Meet the brand new star of Singapore’s Night Safari: a cute baby Asian elephant who is a month-and-half old and was introduced to the zoo on 28th June (Tuesday). She walked into the nocturnal zoo with two of her aunts known as Jamilah and Tun, and also her mother Sri Nandong. For the initial first hour of her visit to this place, the boisterous calf tossed about a rubber ball as she played in the sand.
As the adult elephants kept a vigil on the calf, they gorged on durians, pineapples, watermelons, coconut leaves and carrots. This baby Asian elephant was born on 12th May, three months earlier than it was expected. Chawang, a 39-year-old elephant and 30-year-old Sri Nandong are her parents. This is the first elephant that has been in the park since the last six years. Normally, the gestation period of elephants last for about 24 months, and it is indeed the longest pregnancy among all animals.
This calf is an addition to the two males and three female elephants in the Night Safari. Apart from that, she also joins her brother Sang Wira who is 15 years old. 43-year-old Novendran Suppiah, the deputy had keeper of elephants noted that the young calf is a playful little elephant who loves playing with water every morning.
He added that the calf, who is yet to be named, is also fond of running around and disturbing the “aunties”. Aunties are referred to the females in the herd who protects the juvenile members of the herd.
The little Asian elephant suckles her mother milk about 20 times in a day, and has grown to 210 kg from her birth weight of just 149 kg within two months. Her caregivers have decided to name her only once her personality has developed completely. The name would portray her character.
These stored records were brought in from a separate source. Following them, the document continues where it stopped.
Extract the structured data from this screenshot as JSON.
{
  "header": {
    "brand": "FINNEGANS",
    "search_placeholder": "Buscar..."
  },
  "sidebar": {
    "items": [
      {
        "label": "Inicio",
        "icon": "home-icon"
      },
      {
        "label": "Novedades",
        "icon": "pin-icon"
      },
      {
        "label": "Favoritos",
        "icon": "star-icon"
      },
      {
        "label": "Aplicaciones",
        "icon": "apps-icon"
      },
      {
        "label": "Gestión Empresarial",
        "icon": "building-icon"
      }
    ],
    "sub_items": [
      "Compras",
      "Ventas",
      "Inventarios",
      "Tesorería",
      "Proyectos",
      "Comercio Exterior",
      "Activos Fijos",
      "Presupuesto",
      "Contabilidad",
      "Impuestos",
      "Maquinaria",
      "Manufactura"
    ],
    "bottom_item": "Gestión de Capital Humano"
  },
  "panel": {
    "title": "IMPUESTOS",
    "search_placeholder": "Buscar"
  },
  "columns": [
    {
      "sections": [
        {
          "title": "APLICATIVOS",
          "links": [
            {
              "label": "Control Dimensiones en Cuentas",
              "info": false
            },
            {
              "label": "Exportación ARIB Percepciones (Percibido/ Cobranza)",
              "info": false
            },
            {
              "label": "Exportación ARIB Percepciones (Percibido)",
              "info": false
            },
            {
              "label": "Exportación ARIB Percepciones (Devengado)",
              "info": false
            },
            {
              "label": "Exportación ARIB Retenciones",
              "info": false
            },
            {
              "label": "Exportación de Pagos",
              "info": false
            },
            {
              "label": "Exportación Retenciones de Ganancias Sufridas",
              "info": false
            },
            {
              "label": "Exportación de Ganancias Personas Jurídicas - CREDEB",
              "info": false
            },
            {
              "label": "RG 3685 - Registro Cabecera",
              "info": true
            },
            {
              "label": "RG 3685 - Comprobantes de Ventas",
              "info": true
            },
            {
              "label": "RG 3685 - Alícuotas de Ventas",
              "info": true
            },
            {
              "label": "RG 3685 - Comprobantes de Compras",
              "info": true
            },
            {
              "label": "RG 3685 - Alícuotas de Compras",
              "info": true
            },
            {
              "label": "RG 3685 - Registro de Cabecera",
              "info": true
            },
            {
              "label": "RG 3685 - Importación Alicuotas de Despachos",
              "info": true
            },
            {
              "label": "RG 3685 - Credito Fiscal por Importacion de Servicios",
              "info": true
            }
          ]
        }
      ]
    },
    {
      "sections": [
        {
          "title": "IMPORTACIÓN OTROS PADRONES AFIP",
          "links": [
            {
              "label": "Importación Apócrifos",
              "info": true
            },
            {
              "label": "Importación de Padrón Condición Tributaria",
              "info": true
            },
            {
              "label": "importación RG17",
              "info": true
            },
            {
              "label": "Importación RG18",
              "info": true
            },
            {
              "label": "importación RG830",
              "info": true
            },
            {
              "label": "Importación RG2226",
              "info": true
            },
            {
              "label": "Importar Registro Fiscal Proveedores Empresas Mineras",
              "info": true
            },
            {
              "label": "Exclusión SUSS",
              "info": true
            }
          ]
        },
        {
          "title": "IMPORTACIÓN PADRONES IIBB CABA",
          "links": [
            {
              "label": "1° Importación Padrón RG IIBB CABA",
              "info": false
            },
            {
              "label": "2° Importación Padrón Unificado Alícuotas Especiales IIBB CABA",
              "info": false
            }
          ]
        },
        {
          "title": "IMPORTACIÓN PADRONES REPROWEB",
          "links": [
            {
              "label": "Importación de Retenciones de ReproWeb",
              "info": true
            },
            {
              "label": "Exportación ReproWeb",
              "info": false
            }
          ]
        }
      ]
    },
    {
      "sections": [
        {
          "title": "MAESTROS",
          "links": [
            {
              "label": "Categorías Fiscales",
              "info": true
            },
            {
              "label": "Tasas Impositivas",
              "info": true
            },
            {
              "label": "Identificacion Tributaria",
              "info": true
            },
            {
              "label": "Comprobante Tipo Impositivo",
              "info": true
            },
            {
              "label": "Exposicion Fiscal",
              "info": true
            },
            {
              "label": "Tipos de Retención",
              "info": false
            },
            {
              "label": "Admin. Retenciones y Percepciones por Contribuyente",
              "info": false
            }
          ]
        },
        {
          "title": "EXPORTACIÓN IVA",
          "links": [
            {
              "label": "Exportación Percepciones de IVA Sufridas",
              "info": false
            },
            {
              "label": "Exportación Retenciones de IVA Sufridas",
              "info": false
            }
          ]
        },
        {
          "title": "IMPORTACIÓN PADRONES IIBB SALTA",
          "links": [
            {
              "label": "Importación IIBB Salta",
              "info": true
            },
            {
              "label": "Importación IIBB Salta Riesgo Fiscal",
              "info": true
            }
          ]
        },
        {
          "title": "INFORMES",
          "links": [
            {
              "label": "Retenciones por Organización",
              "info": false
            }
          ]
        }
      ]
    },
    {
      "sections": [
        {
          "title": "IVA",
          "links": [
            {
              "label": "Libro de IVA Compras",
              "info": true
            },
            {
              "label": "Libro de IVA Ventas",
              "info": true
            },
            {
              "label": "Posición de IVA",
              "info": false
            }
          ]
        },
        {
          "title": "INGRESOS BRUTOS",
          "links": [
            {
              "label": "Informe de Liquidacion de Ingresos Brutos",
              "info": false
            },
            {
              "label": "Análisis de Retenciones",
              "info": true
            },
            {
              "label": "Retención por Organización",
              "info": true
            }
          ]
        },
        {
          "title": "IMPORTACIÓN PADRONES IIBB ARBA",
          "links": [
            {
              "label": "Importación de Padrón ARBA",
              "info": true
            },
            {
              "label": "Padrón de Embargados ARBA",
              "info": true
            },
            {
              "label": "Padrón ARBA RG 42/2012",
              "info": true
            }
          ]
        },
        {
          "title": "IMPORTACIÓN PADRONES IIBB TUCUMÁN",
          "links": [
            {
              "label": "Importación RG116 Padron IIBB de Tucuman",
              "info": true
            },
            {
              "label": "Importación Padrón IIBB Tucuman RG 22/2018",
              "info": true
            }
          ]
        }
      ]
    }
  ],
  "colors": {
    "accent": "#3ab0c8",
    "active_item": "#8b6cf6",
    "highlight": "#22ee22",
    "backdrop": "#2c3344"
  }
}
Cheng Wen-Haur, chief life sciences officer, Wildlife Reserves Singapore has asserted that the birth of this calf would play a significant role in increasing the elephant population, as elephants are known to be slow breeders. He further added that this baby elephant would go ahead and raise awareness about the fate of her endangered species. Human-elephant conflicts as well as habitat loss are threatening the Asian elephants, whose numbers in the wild are estimated around just 40,000 to 50,000.